EXERCISE INSTRUCTIONS. Copy the records. Keep every line exactly as it is.

----- RECORDED DATA

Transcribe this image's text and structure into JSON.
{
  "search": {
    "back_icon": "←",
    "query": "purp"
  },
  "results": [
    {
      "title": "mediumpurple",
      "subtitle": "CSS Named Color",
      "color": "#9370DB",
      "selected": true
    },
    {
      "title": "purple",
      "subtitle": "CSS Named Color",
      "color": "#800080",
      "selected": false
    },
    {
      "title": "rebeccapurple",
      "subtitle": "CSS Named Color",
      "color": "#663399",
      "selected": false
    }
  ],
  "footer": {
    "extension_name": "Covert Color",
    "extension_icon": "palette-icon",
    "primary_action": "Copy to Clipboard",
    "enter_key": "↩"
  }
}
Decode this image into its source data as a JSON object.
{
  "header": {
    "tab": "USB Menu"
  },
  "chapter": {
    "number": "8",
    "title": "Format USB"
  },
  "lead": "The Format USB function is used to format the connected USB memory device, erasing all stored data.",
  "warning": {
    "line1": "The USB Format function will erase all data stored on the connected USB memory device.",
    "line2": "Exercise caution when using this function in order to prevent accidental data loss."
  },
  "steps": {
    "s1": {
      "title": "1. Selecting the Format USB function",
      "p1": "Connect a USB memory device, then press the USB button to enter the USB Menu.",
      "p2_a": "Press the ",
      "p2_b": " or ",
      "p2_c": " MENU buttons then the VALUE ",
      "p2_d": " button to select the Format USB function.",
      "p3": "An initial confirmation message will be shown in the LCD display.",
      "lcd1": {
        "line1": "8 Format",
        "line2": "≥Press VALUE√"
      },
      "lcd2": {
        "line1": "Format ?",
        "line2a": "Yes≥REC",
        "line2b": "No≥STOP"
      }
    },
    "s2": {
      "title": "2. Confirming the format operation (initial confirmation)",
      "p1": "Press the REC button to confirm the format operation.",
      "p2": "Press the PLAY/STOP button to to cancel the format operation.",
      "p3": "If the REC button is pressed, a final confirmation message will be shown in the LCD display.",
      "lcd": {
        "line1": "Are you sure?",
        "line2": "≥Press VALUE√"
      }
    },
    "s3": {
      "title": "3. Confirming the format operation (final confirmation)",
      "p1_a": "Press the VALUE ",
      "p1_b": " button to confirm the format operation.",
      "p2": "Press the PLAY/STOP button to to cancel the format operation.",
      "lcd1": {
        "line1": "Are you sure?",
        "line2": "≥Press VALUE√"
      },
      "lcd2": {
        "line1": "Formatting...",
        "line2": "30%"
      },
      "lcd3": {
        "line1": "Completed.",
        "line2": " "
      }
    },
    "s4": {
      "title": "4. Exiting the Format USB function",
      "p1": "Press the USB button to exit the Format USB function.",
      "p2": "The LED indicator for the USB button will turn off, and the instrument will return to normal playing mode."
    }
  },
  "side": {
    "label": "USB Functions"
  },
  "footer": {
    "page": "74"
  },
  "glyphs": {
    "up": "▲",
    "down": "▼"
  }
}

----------

ANSWER TO THIS PROBLEM.
Transcribe this image's text and structure into JSON.
{
  "search": {
    "back_icon": "←",
    "query": "purp"
  },
  "results": [
    {
      "title": "mediumpurple",
      "subtitle": "CSS Named Color",
      "color": "#9370DB",
      "selected": true
    },
    {
      "title": "purple",
      "subtitle": "CSS Named Color",
      "color": "#800080",
      "selected": false
    },
    {
      "title": "rebeccapurple",
      "subtitle": "CSS Named Color",
      "color": "#663399",
      "selected": false
    }
  ],
  "footer": {
    "extension_name": "Covert Color",
    "extension_icon": "palette-icon",
    "primary_action": "Copy to Clipboard",
    "enter_key": "↩"
  }
}
Decode this image into its source data as a JSON object.
{
  "header": {
    "tab": "USB Menu"
  },
  "chapter": {
    "number": "8",
    "title": "Format USB"
  },
  "lead": "The Format USB function is used to format the connected USB memory device, erasing all stored data.",
  "warning": {
    "line1": "The USB Format function will erase all data stored on the connected USB memory device.",
    "line2": "Exercise caution when using this function in order to prevent accidental data loss."
  },
  "steps": {
    "s1": {
      "title": "1. Selecting the Format USB function",
      "p1": "Connect a USB memory device, then press the USB button to enter the USB Menu.",
      "p2_a": "Press the ",
      "p2_b": " or ",
      "p2_c": " MENU buttons then the VALUE ",
      "p2_d": " button to select the Format USB function.",
      "p3": "An initial confirmation message will be shown in the LCD display.",
      "lcd1": {
        "line1": "8 Format",
        "line2": "≥Press VALUE√"
      },
      "lcd2": {
        "line1": "Format ?",
        "line2a": "Yes≥REC",
        "line2b": "No≥STOP"
      }
    },
    "s2": {
      "title": "2. Confirming the format operation (initial confirmation)",
      "p1": "Press the REC button to confirm the format operation.",
      "p2": "Press the PLAY/STOP button to to cancel the format operation.",
      "p3": "If the REC button is pressed, a final confirmation message will be shown in the LCD display.",
      "lcd": {
        "line1": "Are you sure?",
        "line2": "≥Press VALUE√"
      }
    },
    "s3": {
      "title": "3. Confirming the format operation (final confirmation)",
      "p1_a": "Press the VALUE ",
      "p1_b": " button to confirm the format operation.",
      "p2": "Press the PLAY/STOP button to to cancel the format operation.",
      "lcd1": {
        "line1": "Are you sure?",
        "line2": "≥Press VALUE√"
      },
      "lcd2": {
        "line1": "Formatting...",
        "line2": "30%"
      },
      "lcd3": {
        "line1": "Completed.",
        "line2": " "
      }
    },
    "s4": {
      "title": "4. Exiting the Format USB function",
      "p1": "Press the USB button to exit the Format USB function.",
      "p2": "The LED indicator for the USB button will turn off, and the instrument will return to normal playing mode."
    }
  },
  "side": {
    "label": "USB Functions"
  },
  "footer": {
    "page": "74"
  },
  "glyphs": {
    "up": "▲",
    "down": "▼"
  }
}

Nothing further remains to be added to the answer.